■ RECORDS FOR THE TASK:

=== Begin Enclosure ===

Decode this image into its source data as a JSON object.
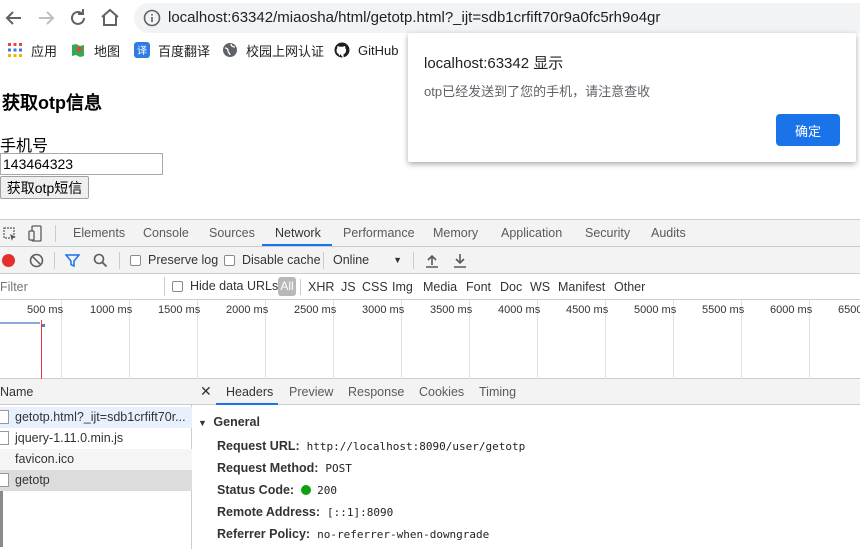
{
  "browser": {
    "url": "localhost:63342/miaosha/html/getotp.html?_ijt=sdb1crfift70r9a0fc5rh9o4gr",
    "bookmarks": [
      {
        "label": "应用",
        "icon": "apps-grid-icon"
      },
      {
        "label": "地图",
        "icon": "map-icon"
      },
      {
        "label": "百度翻译",
        "icon": "translate-icon"
      },
      {
        "label": "校园上网认证",
        "icon": "globe-icon"
      },
      {
        "label": "GitHub",
        "icon": "github-icon"
      }
    ]
  },
  "page": {
    "heading": "获取otp信息",
    "phone_label": "手机号",
    "phone_value": "143464323",
    "otp_button": "获取otp短信"
  },
  "dialog": {
    "title": "localhost:63342 显示",
    "message": "otp已经发送到了您的手机，请注意查收",
    "ok_label": "确定",
    "accent_color": "#1a73e8"
  },
  "devtools": {
    "tabs": [
      "Elements",
      "Console",
      "Sources",
      "Network",
      "Performance",
      "Memory",
      "Application",
      "Security",
      "Audits"
    ],
    "active_tab": "Network",
    "toolbar": {
      "preserve_log": "Preserve log",
      "disable_cache": "Disable cache",
      "throttle": "Online"
    },
    "filter": {
      "placeholder": "Filter",
      "hide_data_urls": "Hide data URLs",
      "types": [
        "All",
        "XHR",
        "JS",
        "CSS",
        "Img",
        "Media",
        "Font",
        "Doc",
        "WS",
        "Manifest",
        "Other"
      ]
    },
    "timeline_ticks": [
      "500 ms",
      "1000 ms",
      "1500 ms",
      "2000 ms",
      "2500 ms",
      "3000 ms",
      "3500 ms",
      "4000 ms",
      "4500 ms",
      "5000 ms",
      "5500 ms",
      "6000 ms",
      "6500"
    ],
    "name_header": "Name",
    "requests": [
      "getotp.html?_ijt=sdb1crfift70r...",
      "jquery-1.11.0.min.js",
      "favicon.ico",
      "getotp"
    ],
    "detail_tabs": [
      "Headers",
      "Preview",
      "Response",
      "Cookies",
      "Timing"
    ],
    "general": {
      "title": "General",
      "rows": [
        {
          "key": "Request URL:",
          "value": "http://localhost:8090/user/getotp"
        },
        {
          "key": "Request Method:",
          "value": "POST"
        },
        {
          "key": "Status Code:",
          "value": "200",
          "status_color": "#0ca30c"
        },
        {
          "key": "Remote Address:",
          "value": "[::1]:8090"
        },
        {
          "key": "Referrer Policy:",
          "value": "no-referrer-when-downgrade"
        }
      ]
    }
  }
}
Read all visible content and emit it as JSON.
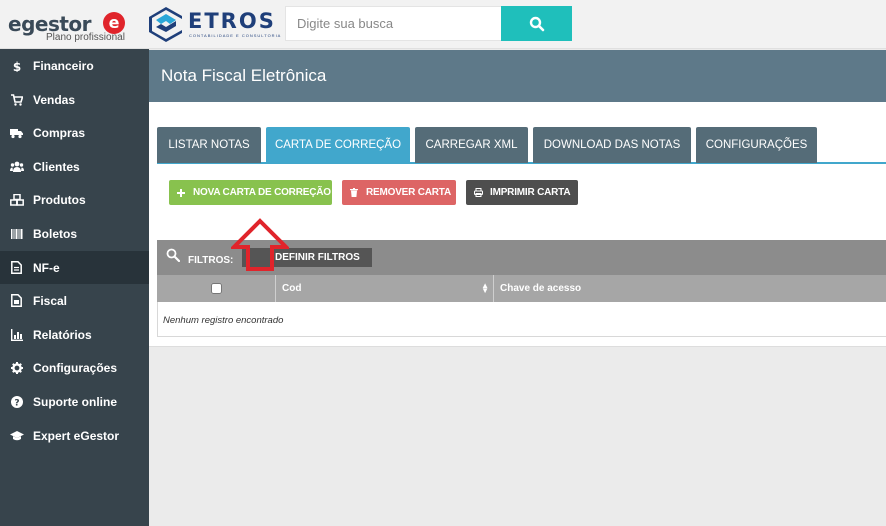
{
  "brand": {
    "name_main": "egestor",
    "name_badge": "e",
    "plan": "Plano profissional",
    "partner_name": "ETROS",
    "partner_sub": "CONTABILIDADE E CONSULTORIA"
  },
  "search": {
    "placeholder": "Digite sua busca",
    "value": ""
  },
  "colors": {
    "sidebar": "#37444c",
    "sidebar_active": "#28333a",
    "header": "#5e7989",
    "tab": "#556c78",
    "tab_active": "#41a7cc",
    "search_button": "#1fbfbb",
    "btn_green": "#88c24e",
    "btn_red": "#dd6565",
    "btn_dark": "#4e4e4e",
    "arrow": "#e0242b"
  },
  "sidebar": {
    "items": [
      {
        "label": "Financeiro",
        "icon": "dollar-icon"
      },
      {
        "label": "Vendas",
        "icon": "cart-icon"
      },
      {
        "label": "Compras",
        "icon": "truck-icon"
      },
      {
        "label": "Clientes",
        "icon": "users-icon"
      },
      {
        "label": "Produtos",
        "icon": "cubes-icon"
      },
      {
        "label": "Boletos",
        "icon": "barcode-icon"
      },
      {
        "label": "NF-e",
        "icon": "file-edit-icon",
        "active": true
      },
      {
        "label": "Fiscal",
        "icon": "file-icon"
      },
      {
        "label": "Relatórios",
        "icon": "bar-chart-icon"
      },
      {
        "label": "Configurações",
        "icon": "gear-icon"
      },
      {
        "label": "Suporte online",
        "icon": "question-icon"
      },
      {
        "label": "Expert eGestor",
        "icon": "graduation-cap-icon"
      }
    ]
  },
  "page": {
    "title": "Nota Fiscal Eletrônica"
  },
  "tabs": [
    {
      "label": "LISTAR NOTAS"
    },
    {
      "label": "CARTA DE CORREÇÃO",
      "active": true
    },
    {
      "label": "CARREGAR XML"
    },
    {
      "label": "DOWNLOAD DAS NOTAS"
    },
    {
      "label": "CONFIGURAÇÕES"
    }
  ],
  "actions": {
    "new": "NOVA CARTA DE CORREÇÃO",
    "remove": "REMOVER CARTA",
    "print": "IMPRIMIR CARTA"
  },
  "filters": {
    "label": "FILTROS:",
    "button": "DEFINIR FILTROS"
  },
  "table": {
    "columns": [
      "",
      "Cod",
      "Chave de acesso"
    ],
    "empty_message": "Nenhum registro encontrado"
  }
}
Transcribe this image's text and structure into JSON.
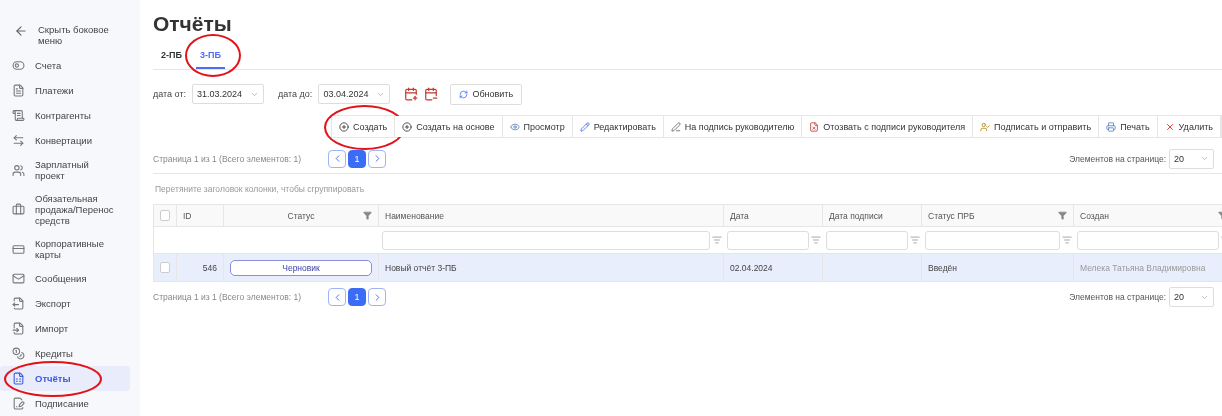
{
  "sidebar": {
    "collapse": {
      "label": "Скрыть боковое меню"
    },
    "items": [
      {
        "label": "Счета",
        "selected": false,
        "circled": false
      },
      {
        "label": "Платежи",
        "selected": false,
        "circled": false
      },
      {
        "label": "Контрагенты",
        "selected": false,
        "circled": false
      },
      {
        "label": "Конвертации",
        "selected": false,
        "circled": false
      },
      {
        "label": "Зарплатный проект",
        "selected": false,
        "circled": false
      },
      {
        "label": "Обязательная продажа/Перенос средств",
        "selected": false,
        "circled": false
      },
      {
        "label": "Корпоративные карты",
        "selected": false,
        "circled": false
      },
      {
        "label": "Сообщения",
        "selected": false,
        "circled": false
      },
      {
        "label": "Экспорт",
        "selected": false,
        "circled": false
      },
      {
        "label": "Импорт",
        "selected": false,
        "circled": false
      },
      {
        "label": "Кредиты",
        "selected": false,
        "circled": false
      },
      {
        "label": "Отчёты",
        "selected": true,
        "circled": true
      },
      {
        "label": "Подписание",
        "selected": false,
        "circled": false
      }
    ]
  },
  "page": {
    "title": "Отчёты"
  },
  "tabs": [
    {
      "label": "2-ПБ",
      "selected": false,
      "circled": false
    },
    {
      "label": "3-ПБ",
      "selected": true,
      "circled": true
    }
  ],
  "filters": {
    "date_from": {
      "label": "дата от:",
      "value": "31.03.2024"
    },
    "date_to": {
      "label": "дата до:",
      "value": "03.04.2024"
    },
    "refresh": {
      "label": "Обновить"
    }
  },
  "toolbar": [
    {
      "label": "Создать",
      "circled": true
    },
    {
      "label": "Создать на основе",
      "circled": false
    },
    {
      "label": "Просмотр",
      "circled": false
    },
    {
      "label": "Редактировать",
      "circled": false
    },
    {
      "label": "На подпись руководителю",
      "circled": false
    },
    {
      "label": "Отозвать с подписи руководителя",
      "circled": false
    },
    {
      "label": "Подписать и отправить",
      "circled": false
    },
    {
      "label": "Печать",
      "circled": false
    },
    {
      "label": "Удалить",
      "circled": false
    }
  ],
  "pager_top": {
    "summary": "Страница 1 из 1 (Всего элементов: 1)",
    "pages": [
      {
        "label": "1",
        "selected": true
      }
    ],
    "page_size_label": "Элементов на странице:",
    "page_size": "20"
  },
  "group_panel": {
    "hint": "Перетяните заголовок колонки, чтобы сгруппировать"
  },
  "table": {
    "select_all_checked": false,
    "columns": [
      {
        "label": "ID",
        "header_filter": false,
        "filter_field": false
      },
      {
        "label": "Статус",
        "header_filter": true,
        "filter_field": false
      },
      {
        "label": "Наименование",
        "header_filter": false,
        "filter_field": true
      },
      {
        "label": "Дата",
        "header_filter": false,
        "filter_field": true
      },
      {
        "label": "Дата подписи",
        "header_filter": false,
        "filter_field": true
      },
      {
        "label": "Статус ПРБ",
        "header_filter": true,
        "filter_field": true
      },
      {
        "label": "Создан",
        "header_filter": true,
        "filter_field": true
      }
    ],
    "rows": [
      {
        "selected": true,
        "checked": false,
        "id": "546",
        "status": "Черновик",
        "name": "Новый отчёт 3-ПБ",
        "date": "02.04.2024",
        "prb_status": "Введён",
        "created_by": "Мелека Татьяна Владимировна"
      }
    ]
  },
  "pager_bottom": {
    "summary": "Страница 1 из 1 (Всего элементов: 1)",
    "pages": [
      {
        "label": "1",
        "selected": true
      }
    ],
    "page_size_label": "Элементов на странице:",
    "page_size": "20"
  }
}
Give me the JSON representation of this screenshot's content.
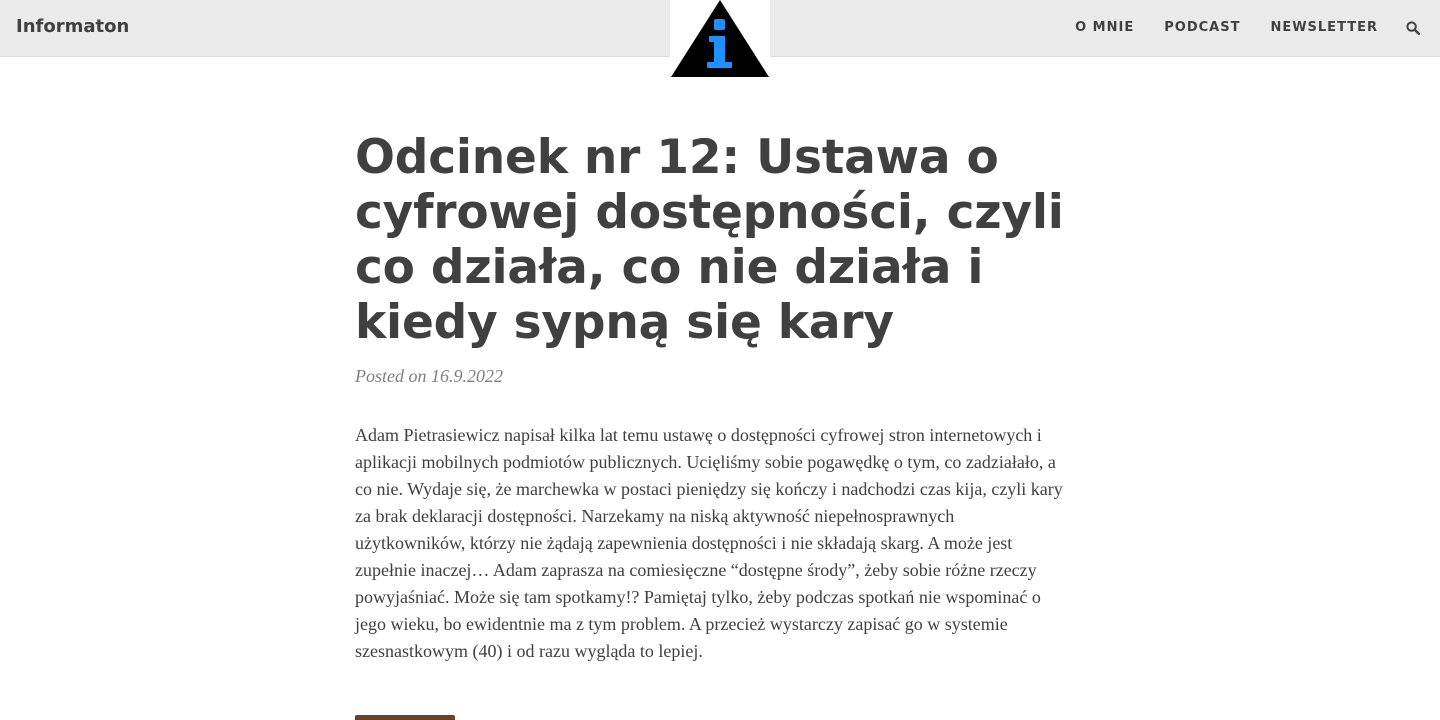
{
  "site": {
    "brand": "Informaton"
  },
  "nav": {
    "items": [
      {
        "label": "O MNIE"
      },
      {
        "label": "PODCAST"
      },
      {
        "label": "NEWSLETTER"
      }
    ],
    "search_icon": "search-icon"
  },
  "logo": {
    "icon": "info-triangle-logo",
    "colors": {
      "triangle": "#000000",
      "glyph": "#1e90ff"
    }
  },
  "post": {
    "title": "Odcinek nr 12: Ustawa o cyfrowej dostępności, czyli co działa, co nie działa i kiedy sypną się kary",
    "meta": "Posted on 16.9.2022",
    "body": "Adam Pietrasiewicz napisał kilka lat temu ustawę o dostępności cyfrowej stron internetowych i aplikacji mobilnych podmiotów publicznych. Ucięliśmy sobie pogawędkę o tym, co zadziałało, a co nie. Wydaje się, że marchewka w postaci pieniędzy się kończy i nadchodzi czas kija, czyli kary za brak deklaracji dostępności. Narzekamy na niską aktywność niepełnosprawnych użytkowników, którzy nie żądają zapewnienia dostępności i nie składają skarg. A może jest zupełnie inaczej… Adam zaprasza na comiesięczne “dostępne środy”, żeby sobie różne rzeczy powyjaśniać. Może się tam spotkamy!? Pamiętaj tylko, żeby podczas spotkań nie wspominać o jego wieku, bo ewidentnie ma z tym problem. A przecież wystarczy zapisać go w systemie szesnastkowym (40) i od razu wygląda to lepiej."
  },
  "colors": {
    "navbar_bg": "#eaeaea",
    "text": "#404040",
    "meta": "#808080",
    "button": "#6b4226"
  }
}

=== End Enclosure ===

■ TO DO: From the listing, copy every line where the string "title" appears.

■ EXERCISE ANSWER:
    "title": "localhost:63342 显示",
      "title": "General",
    "title": "Nota Fiscal Eletrônica"
    "title": "Отчёты"
    "title": "Odcinek nr 12: Ustawa o cyfrowej dostępności, czyli co działa, co nie działa i kiedy sypną się kary",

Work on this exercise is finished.